• ABOUT THIS EXERCISE: In the records below, which lines include "icon"? Copy them.

(Interface dataset entries)
[Start of section]
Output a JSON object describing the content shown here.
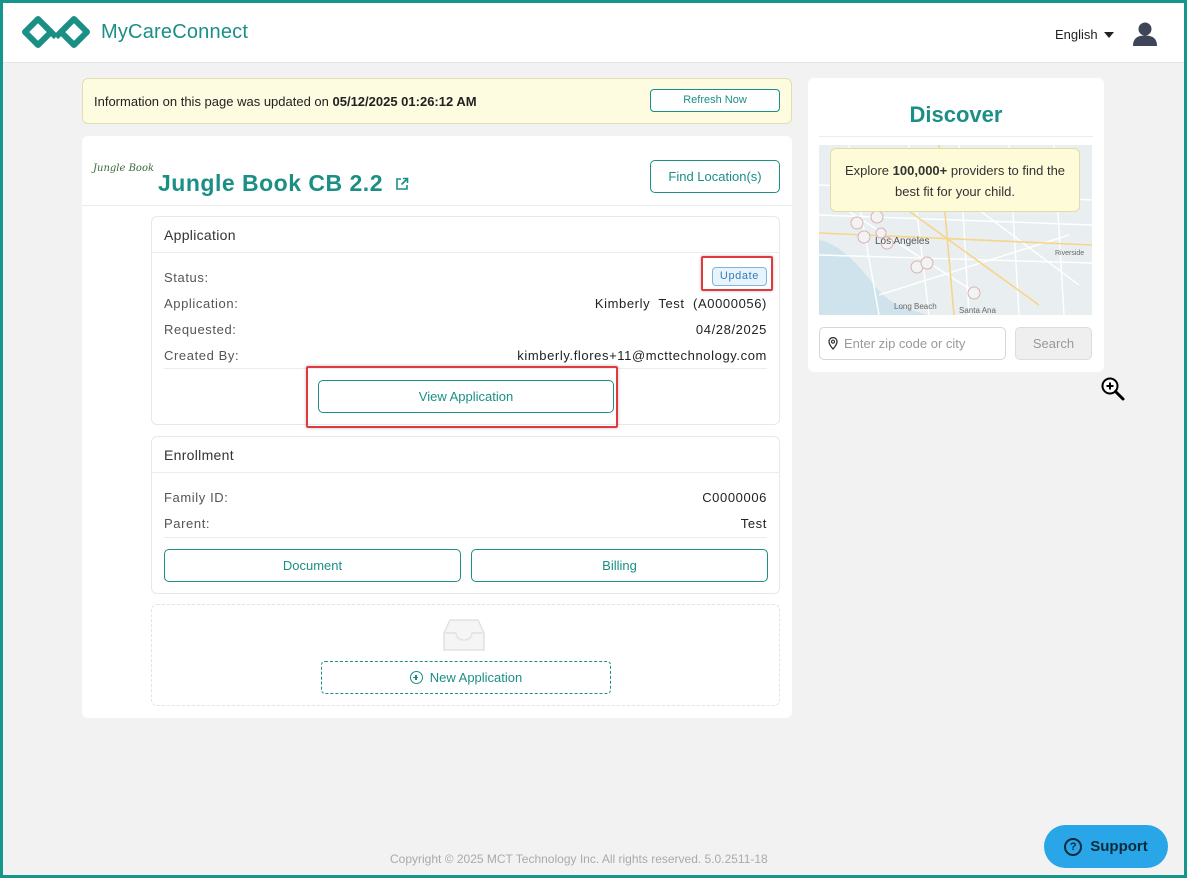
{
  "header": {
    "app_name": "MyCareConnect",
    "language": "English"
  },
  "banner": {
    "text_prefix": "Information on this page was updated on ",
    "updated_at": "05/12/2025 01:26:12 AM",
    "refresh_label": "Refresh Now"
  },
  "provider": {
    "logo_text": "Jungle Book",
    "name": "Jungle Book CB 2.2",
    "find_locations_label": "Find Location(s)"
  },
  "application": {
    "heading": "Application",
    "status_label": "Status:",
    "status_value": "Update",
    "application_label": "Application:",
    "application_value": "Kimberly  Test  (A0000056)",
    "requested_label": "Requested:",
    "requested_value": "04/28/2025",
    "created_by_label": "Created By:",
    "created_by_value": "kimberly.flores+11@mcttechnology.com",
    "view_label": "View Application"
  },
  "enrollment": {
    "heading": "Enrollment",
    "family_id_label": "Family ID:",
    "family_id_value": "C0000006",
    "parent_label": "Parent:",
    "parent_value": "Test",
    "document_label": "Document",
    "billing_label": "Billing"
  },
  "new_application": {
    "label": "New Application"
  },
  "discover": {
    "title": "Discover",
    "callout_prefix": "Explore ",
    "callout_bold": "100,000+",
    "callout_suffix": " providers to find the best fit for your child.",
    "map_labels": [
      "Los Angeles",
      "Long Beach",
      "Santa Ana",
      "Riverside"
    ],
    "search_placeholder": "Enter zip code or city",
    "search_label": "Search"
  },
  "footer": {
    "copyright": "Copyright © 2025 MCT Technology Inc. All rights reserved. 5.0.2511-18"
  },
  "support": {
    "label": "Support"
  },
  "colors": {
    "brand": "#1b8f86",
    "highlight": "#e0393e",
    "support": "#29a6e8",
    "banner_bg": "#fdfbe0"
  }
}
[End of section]
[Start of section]
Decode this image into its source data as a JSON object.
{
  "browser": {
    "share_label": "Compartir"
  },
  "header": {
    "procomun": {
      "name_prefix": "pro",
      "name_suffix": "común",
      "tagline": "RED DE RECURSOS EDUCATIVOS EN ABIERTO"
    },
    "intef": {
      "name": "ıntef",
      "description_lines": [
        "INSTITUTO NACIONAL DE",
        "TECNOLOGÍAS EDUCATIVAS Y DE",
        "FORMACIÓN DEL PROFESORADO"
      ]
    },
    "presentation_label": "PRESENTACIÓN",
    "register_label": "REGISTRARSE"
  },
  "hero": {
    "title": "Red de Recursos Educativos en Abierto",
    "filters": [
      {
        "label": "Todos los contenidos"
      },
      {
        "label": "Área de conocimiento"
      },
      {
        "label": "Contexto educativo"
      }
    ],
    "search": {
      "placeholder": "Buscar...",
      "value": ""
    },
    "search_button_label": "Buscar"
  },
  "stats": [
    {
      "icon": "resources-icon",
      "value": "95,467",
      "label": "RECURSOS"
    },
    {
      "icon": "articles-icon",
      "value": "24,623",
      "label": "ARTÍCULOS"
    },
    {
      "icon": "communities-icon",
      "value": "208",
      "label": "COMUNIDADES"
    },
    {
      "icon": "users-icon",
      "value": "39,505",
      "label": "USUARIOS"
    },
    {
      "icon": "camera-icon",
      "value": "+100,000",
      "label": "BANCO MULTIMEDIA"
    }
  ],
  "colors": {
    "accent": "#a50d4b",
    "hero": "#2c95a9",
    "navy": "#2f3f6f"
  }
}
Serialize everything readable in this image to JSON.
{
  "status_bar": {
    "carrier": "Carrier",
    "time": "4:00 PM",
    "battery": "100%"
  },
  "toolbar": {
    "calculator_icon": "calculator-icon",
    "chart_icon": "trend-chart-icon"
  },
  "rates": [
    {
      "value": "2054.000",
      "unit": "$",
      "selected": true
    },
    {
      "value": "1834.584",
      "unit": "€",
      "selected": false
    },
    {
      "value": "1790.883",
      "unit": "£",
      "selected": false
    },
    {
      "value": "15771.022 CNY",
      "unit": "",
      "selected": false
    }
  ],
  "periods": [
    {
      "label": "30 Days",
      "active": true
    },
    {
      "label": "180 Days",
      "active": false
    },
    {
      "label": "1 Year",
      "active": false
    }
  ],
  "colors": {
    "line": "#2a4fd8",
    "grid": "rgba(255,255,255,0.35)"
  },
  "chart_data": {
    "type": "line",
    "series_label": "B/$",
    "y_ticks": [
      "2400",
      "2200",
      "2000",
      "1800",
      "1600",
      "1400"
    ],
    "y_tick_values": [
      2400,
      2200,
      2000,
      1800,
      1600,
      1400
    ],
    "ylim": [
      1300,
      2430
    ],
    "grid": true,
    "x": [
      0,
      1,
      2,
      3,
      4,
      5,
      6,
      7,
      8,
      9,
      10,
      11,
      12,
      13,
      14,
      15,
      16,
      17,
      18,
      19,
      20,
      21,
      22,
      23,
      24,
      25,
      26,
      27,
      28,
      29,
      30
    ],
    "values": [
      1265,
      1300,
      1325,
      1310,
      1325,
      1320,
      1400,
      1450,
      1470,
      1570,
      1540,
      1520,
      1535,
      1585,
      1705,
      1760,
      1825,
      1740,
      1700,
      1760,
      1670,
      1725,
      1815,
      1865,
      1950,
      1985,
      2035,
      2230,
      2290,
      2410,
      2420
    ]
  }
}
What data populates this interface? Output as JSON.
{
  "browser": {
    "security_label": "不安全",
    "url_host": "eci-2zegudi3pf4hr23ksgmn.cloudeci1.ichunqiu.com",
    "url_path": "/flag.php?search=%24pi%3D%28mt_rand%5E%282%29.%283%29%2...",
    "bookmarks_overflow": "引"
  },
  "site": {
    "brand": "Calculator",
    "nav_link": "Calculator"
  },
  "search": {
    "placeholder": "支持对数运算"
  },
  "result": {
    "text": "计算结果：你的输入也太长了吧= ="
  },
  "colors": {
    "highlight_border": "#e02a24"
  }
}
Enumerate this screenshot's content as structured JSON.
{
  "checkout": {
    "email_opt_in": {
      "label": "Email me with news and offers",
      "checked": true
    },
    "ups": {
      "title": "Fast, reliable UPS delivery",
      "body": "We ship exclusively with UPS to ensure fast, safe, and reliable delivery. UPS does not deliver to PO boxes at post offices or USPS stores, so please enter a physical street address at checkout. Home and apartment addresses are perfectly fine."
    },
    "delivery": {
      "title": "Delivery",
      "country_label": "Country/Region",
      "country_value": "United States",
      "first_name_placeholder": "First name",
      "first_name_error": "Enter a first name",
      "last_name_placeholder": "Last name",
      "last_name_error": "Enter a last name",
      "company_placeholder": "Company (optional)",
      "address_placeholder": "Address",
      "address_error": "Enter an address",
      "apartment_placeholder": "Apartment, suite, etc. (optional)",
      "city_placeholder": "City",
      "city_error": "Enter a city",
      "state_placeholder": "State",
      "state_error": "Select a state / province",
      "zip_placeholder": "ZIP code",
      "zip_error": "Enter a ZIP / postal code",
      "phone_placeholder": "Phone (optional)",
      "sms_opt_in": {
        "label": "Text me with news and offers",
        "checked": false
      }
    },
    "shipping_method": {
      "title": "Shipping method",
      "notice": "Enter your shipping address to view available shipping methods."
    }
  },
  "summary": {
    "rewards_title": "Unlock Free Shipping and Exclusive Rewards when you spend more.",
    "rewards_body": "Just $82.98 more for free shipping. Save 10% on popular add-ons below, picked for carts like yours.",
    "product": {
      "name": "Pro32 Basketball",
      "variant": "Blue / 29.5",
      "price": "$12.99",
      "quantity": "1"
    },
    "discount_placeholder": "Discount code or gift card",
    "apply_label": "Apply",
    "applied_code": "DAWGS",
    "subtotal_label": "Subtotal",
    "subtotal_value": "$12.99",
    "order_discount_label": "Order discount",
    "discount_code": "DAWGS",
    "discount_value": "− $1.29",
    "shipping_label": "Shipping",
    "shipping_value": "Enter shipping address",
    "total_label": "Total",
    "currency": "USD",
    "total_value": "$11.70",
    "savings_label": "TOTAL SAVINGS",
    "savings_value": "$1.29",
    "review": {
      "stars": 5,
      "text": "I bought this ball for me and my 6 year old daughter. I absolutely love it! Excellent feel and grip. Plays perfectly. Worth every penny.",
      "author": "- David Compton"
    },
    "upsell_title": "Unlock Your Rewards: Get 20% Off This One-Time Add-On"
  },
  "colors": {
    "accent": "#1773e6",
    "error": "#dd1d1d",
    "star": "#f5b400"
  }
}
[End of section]
• EXERCISE OUTPUT:
      "icon": "resources-icon",
      "icon": "articles-icon",
      "icon": "communities-icon",
      "icon": "users-icon",
      "icon": "camera-icon",
    "calculator_icon": "calculator-icon",
    "chart_icon": "trend-chart-icon"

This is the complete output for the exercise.